Let's talk more about RA
Why is Rheumatoid Arthritis so bad?
Rheumatoid Arthritis is particularly unfortunate because it's an autoimmune inflammatory arthritis. That means that the immune system, (the body's natural defense system against infection and sickness), goes haywire and starts attacking joints in your body. Typically, RA likes to attack small joints in the hands, wrists, ankles, and feet, but it will also go after the knee and can in some instances be seen in the hips as well. RA prefers small joints though, so those locations are uncommon.
As you can see in the x-ray above, RA has the potential to severely damage joints to the point that they become deformed. My mom, who has osteoarthritis in her hands, describes my aunt's RA as the "crippling" kind of arthritis due to possible deformation that can occur with this disease.
What do these things really look like though?
The image directly above is a really good basic picture of what is happening with RA and OA. RA erodes or eats away at the bone surrounding the joint. The joint capsule, or the area of cartilage and lubricating fluid around the bones that allow them to move freely and easily, is the first target. That area becomes inflamed, and the body attempts to deal with it as best it can by removing bone to make room for the swelling and inflammation. This is unfortunate, of course, because we would much rather have less inflammation than less bone, but for whatever reason, the immune system cannot comply in this case.
This image shows the joint capsules really well. Remember a joint capsule is the synovial fluid, or lubricant, inside the cartilage that holds the joint together. This area becomes inflamed and swells. The body deals with it by eroding bits of bone which you can see in the right joint example.
What can I do about it?
First and foremost, let's remind ourselves about how this disease works. It is only active when there is inflammation in the joint. Therefore, if you can eliminate the inflammation, you can potentially put the progression of the disease on hold.
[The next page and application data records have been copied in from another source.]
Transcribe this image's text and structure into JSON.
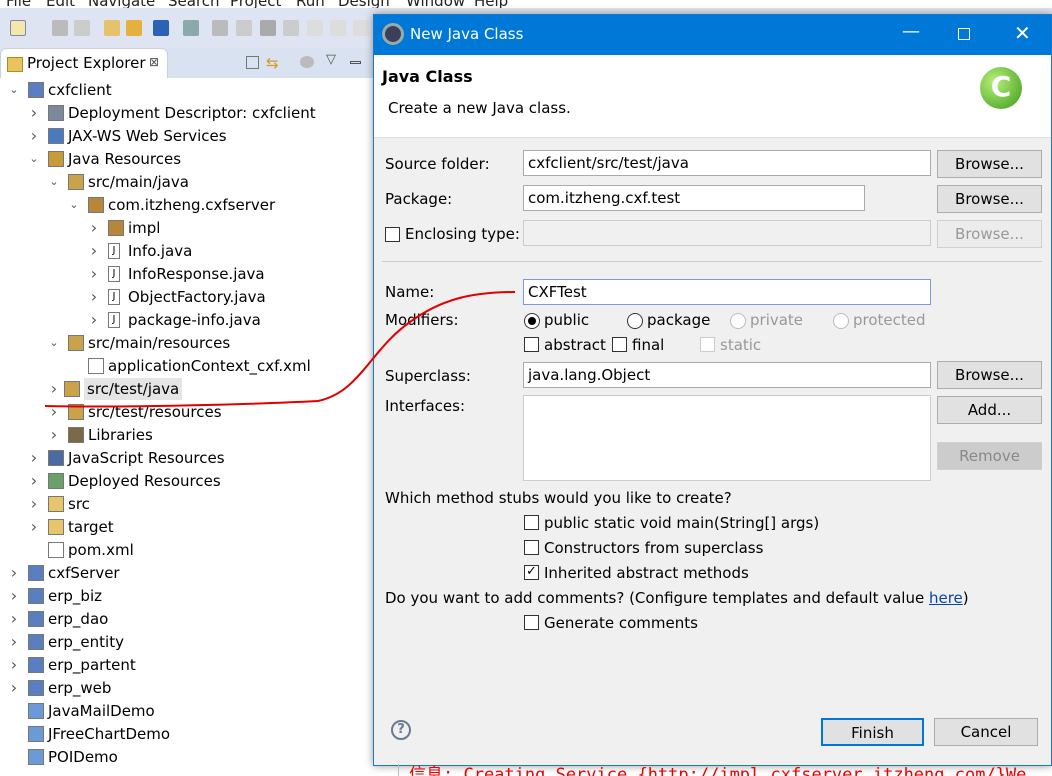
{
  "menu": [
    "File",
    "Edit",
    "Navigate",
    "Search",
    "Project",
    "Run",
    "Design",
    "Window",
    "Help"
  ],
  "explorer": {
    "title": "Project Explorer",
    "close": "⊠",
    "items": [
      {
        "label": "cxfclient",
        "level": 0,
        "arrow": "open",
        "icon": "maven-project-icon"
      },
      {
        "label": "Deployment Descriptor: cxfclient",
        "level": 1,
        "arrow": "closed",
        "icon": "deployment-descriptor-icon"
      },
      {
        "label": "JAX-WS Web Services",
        "level": 1,
        "arrow": "closed",
        "icon": "web-services-icon"
      },
      {
        "label": "Java Resources",
        "level": 1,
        "arrow": "open",
        "icon": "java-resources-icon"
      },
      {
        "label": "src/main/java",
        "level": 2,
        "arrow": "open",
        "icon": "source-folder-icon"
      },
      {
        "label": "com.itzheng.cxfserver",
        "level": 3,
        "arrow": "open",
        "icon": "package-icon"
      },
      {
        "label": "impl",
        "level": 4,
        "arrow": "closed",
        "icon": "package-icon"
      },
      {
        "label": "Info.java",
        "level": 4,
        "arrow": "closed",
        "icon": "java-file-icon"
      },
      {
        "label": "InfoResponse.java",
        "level": 4,
        "arrow": "closed",
        "icon": "java-file-icon"
      },
      {
        "label": "ObjectFactory.java",
        "level": 4,
        "arrow": "closed",
        "icon": "java-file-icon"
      },
      {
        "label": "package-info.java",
        "level": 4,
        "arrow": "closed",
        "icon": "java-file-icon"
      },
      {
        "label": "src/main/resources",
        "level": 2,
        "arrow": "open",
        "icon": "source-folder-icon"
      },
      {
        "label": "applicationContext_cxf.xml",
        "level": 3,
        "arrow": "none",
        "icon": "xml-file-icon"
      },
      {
        "label": "src/test/java",
        "level": 2,
        "arrow": "closed",
        "icon": "source-folder-icon",
        "selected": true
      },
      {
        "label": "src/test/resources",
        "level": 2,
        "arrow": "closed",
        "icon": "source-folder-icon"
      },
      {
        "label": "Libraries",
        "level": 2,
        "arrow": "closed",
        "icon": "libraries-icon"
      },
      {
        "label": "JavaScript Resources",
        "level": 1,
        "arrow": "closed",
        "icon": "javascript-resources-icon"
      },
      {
        "label": "Deployed Resources",
        "level": 1,
        "arrow": "closed",
        "icon": "deployed-resources-icon"
      },
      {
        "label": "src",
        "level": 1,
        "arrow": "closed",
        "icon": "folder-icon"
      },
      {
        "label": "target",
        "level": 1,
        "arrow": "closed",
        "icon": "folder-icon"
      },
      {
        "label": "pom.xml",
        "level": 1,
        "arrow": "none",
        "icon": "pom-file-icon"
      },
      {
        "label": "cxfServer",
        "level": 0,
        "arrow": "closed",
        "icon": "maven-project-icon"
      },
      {
        "label": "erp_biz",
        "level": 0,
        "arrow": "closed",
        "icon": "maven-project-icon"
      },
      {
        "label": "erp_dao",
        "level": 0,
        "arrow": "closed",
        "icon": "maven-project-icon"
      },
      {
        "label": "erp_entity",
        "level": 0,
        "arrow": "closed",
        "icon": "maven-project-icon"
      },
      {
        "label": "erp_partent",
        "level": 0,
        "arrow": "closed",
        "icon": "maven-project-icon"
      },
      {
        "label": "erp_web",
        "level": 0,
        "arrow": "closed",
        "icon": "maven-project-icon"
      },
      {
        "label": "JavaMailDemo",
        "level": 0,
        "arrow": "none",
        "icon": "project-icon"
      },
      {
        "label": "JFreeChartDemo",
        "level": 0,
        "arrow": "none",
        "icon": "project-icon"
      },
      {
        "label": "POIDemo",
        "level": 0,
        "arrow": "none",
        "icon": "project-icon"
      }
    ]
  },
  "dialog": {
    "title": "New Java Class",
    "heading": "Java Class",
    "description": "Create a new Java class.",
    "source_folder_label": "Source folder:",
    "source_folder": "cxfclient/src/test/java",
    "package_label": "Package:",
    "package": "com.itzheng.cxf.test",
    "enclosing_label": "Enclosing type:",
    "enclosing": "",
    "name_label": "Name:",
    "name": "CXFTest",
    "modifiers_label": "Modifiers:",
    "modifiers": {
      "public": "public",
      "package": "package",
      "private": "private",
      "protected": "protected",
      "abstract": "abstract",
      "final": "final",
      "static": "static"
    },
    "superclass_label": "Superclass:",
    "superclass": "java.lang.Object",
    "interfaces_label": "Interfaces:",
    "browse": "Browse...",
    "add": "Add...",
    "remove": "Remove",
    "stubs_question": "Which method stubs would you like to create?",
    "stubs": [
      "public static void main(String[] args)",
      "Constructors from superclass",
      "Inherited abstract methods"
    ],
    "stubs_checked": [
      false,
      false,
      true
    ],
    "comments_question": "Do you want to add comments? (Configure templates and default value ",
    "comments_link": "here",
    "comments_close": ")",
    "generate_comments": "Generate comments",
    "finish": "Finish",
    "cancel": "Cancel",
    "accent": "#0078d7"
  },
  "console": "信息: Creating Service {http://impl.cxfserver.itzheng.com/}We",
  "annotation_color": "#e00000"
}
It is unlikely that you will be able to recover bone loss that has already occurred, but it is certainly possible to keep the bone loss from getting worse.
Okay, so how do I get rid of inflammation?
Exercise and diet! You may not believe it, but if you remember reading about my Secret to Wellness posts from a few weeks ago, these two things are critical. You can remind yourself of those entries by clicking here and here.
For your exercise, you're going to want to do light strength training and low-impact cardiovascular workouts. If you are already used to working out and exercising at a higher level when you receive a diagnosis of RA, my recommendation would be that you continue with whatever is comfortable to you without causing too much pain. If you have access to a pool, swimming is one of the all-around best exercises you can do for your body. It is a fantastic strengthening exercise, and it's low impact. Another great strengthening exercise is yoga. It doesn't require any fancy equipment, and it is done almost entirely using your own body weight as resistance.
For your diet, you are going to want to start eating whole, healthy, unprocessed foods! You want to start eliminating heavily processed foods, any processed sugar, gluten, dairy, and soy. That means out with the fast food, the sugary snacks, soda, breads, bagels, cakes, pastas and all of the other things that you probably love. However, the really exciting news is that there are healthier versions of almost all of these things. They may not taste the exact same, but they're pretty darn good. Once you cut the things out for a little while, you won't even miss them!
What about medication?
Well, there are certainly a lot of different pharmaceutical options available. The most common prescription will be an NSAID (or non-steroidal anti-inflammatory drug) like aspirin or ibuprofen. However, the list goes on and includes corticosteroids, DMARDs (disease-modifying anti-rheumatic drugs), Biologics and JAKs Inhibitors which are both distinct subsets of DMARDs.
Are there specific foods I can or should eat to help?
You can read a lot about anti-inflammatory diets online. In fact, there are probably more resources than you'll know what to do with. For starters, I'm going to leave you with these two infographics about how to choose anti-inflammatory foods.
Yours in Health,